Additional award for Automaton Transfusion: Most Jaw-Dropping — A zombie rips a girl’s jaw off. It’s a pretty straightforward award.
Best Breasts: Poultrygeist: The Night of the Chicken Dead — I ‘Nuff saided this Troma flick when I saw it at PIFF, but maybe I wasn’t being fair. First of all, not everyone knows what a Troma movie is; my mother doesn’t, and your mother doesn’t – why am I always ignoring the mother demographic? And secondly, this is certainly the best and most fun of the Troma movies I’ve seen. It’s a musical about a fast-food chicken restaurant built over an old Indian burial ground, and it’s ridiculous. Loaded with silly-dirty gags, madness gore, and topless lesbian makeout sessions, it’s hard to find things not to like in here.
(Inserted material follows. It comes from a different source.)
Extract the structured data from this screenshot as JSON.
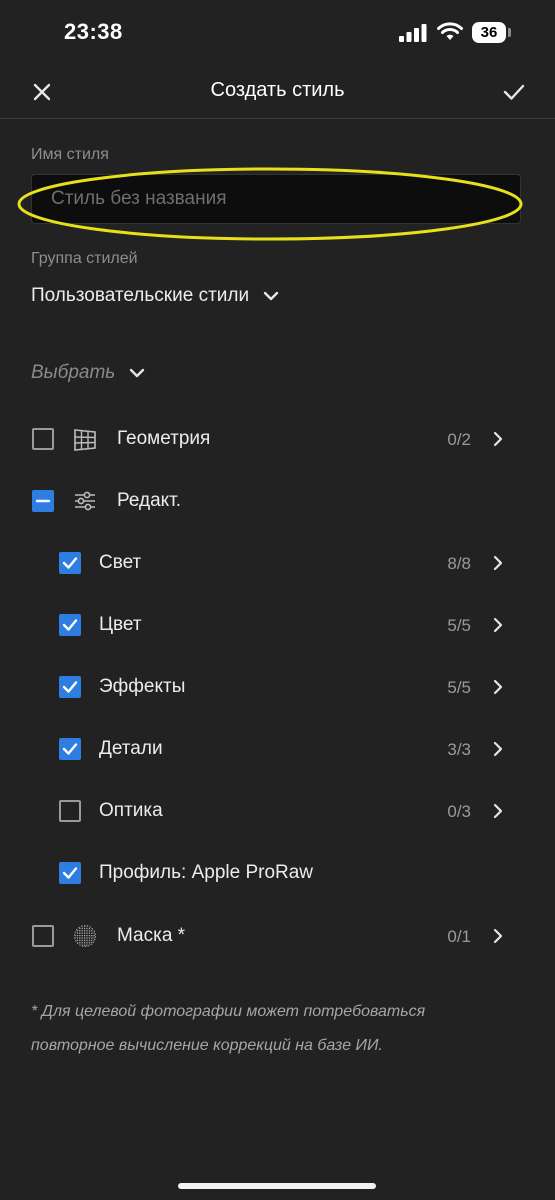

It is Troma, which means it’s independent and depending on that independence to get away with some seriously sloppy production/acting/other; it’s strange that shoddiness is part of the joke, but it is, and it makes the joke better.
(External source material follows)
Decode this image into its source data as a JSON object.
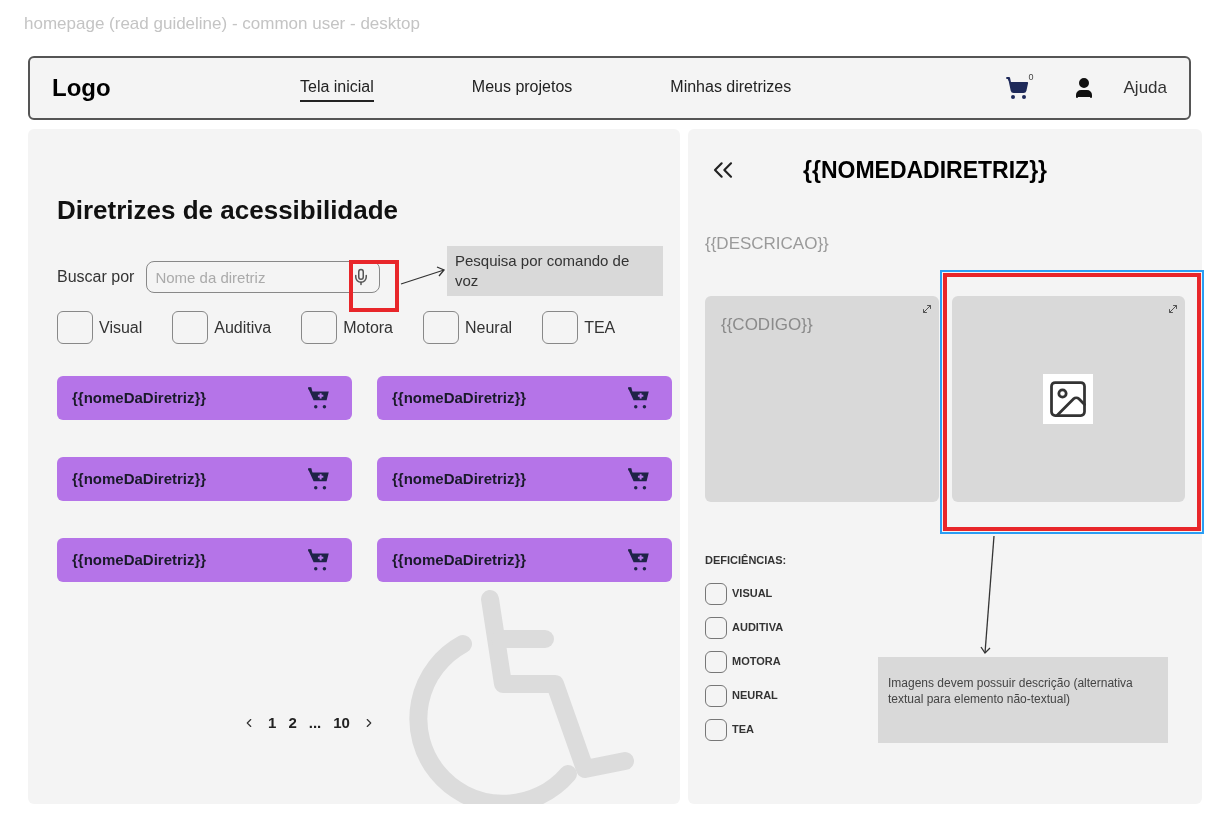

Additional award for Poultrygeist: Most Un-PC — The likable, middle-eastern, burkha-clad fry cook named Humus finds herself somewhat peeved when her boss mispronounces her name “Hamas.” Plus, jokes on: jihad; Mecca; suicide bombing; 9/11; everything else regular white folk like me know about Islam.
Additional additional award for Poultrygeist: Easiest Crude Pun — For my “Best Breasts” bit above.
Most Good: Murder Party — A very cheap movie (which, unlike Automaton Transfusion, shows it in every frame) wins the coveted “Most Good” award by virtue of a really clever, smart script. Halloween night, a timid parking enforcer finds a ticket to a “murder party”; when his cat refuses to move from his TV-watchin’ chair, he reluctantly decides to go. But of course, the party description is literal, and he’ll be playing murder victim to a group of flakes intent on making his killing into a grant-worthy work of high art. It’s played entirely for laughs, with probably the fewest gills of blood spilled of all the Toronto After Dark entries (save Audience of One, praise the lord). These might be the kind of dialogue-and-character driven laughs that allow for repeat viewing after repeat viewing – it’s a great little group of artistes they’ve put together here, all very pompous and immature and insecure. They actually come across as more than just caricatures (with a couple of exceptions) – there are even surprising little moments of sad humanity that surface, amidst the gags and splatter. Genuinely good writing (and not just good-compared-to-the-rest) is a pretty rare thing in this genre; I’ll be looking forward to what these guys do next.
Additional award for Murder Party: Best Running Chainsaw Gag — Gas-powered chainsaw chase = Terrifying. Electric chainsaw w/ extension cord chase = Hilarious.
For the record, the “official” festival award winners have also been announced, with the first place audience choice award going to a movie I didn’t see, Alone, an Asian ghost horror (Oh no! Scary hair!). Steemie winner for Most Good, Murder Party, came in second, and another movie I didn’t see, epic Russian fantasy flick Wolfhound, came in third. And Terror on 3918 was the big Canadian Short Film winner. But only time can determine the true winners. laebmada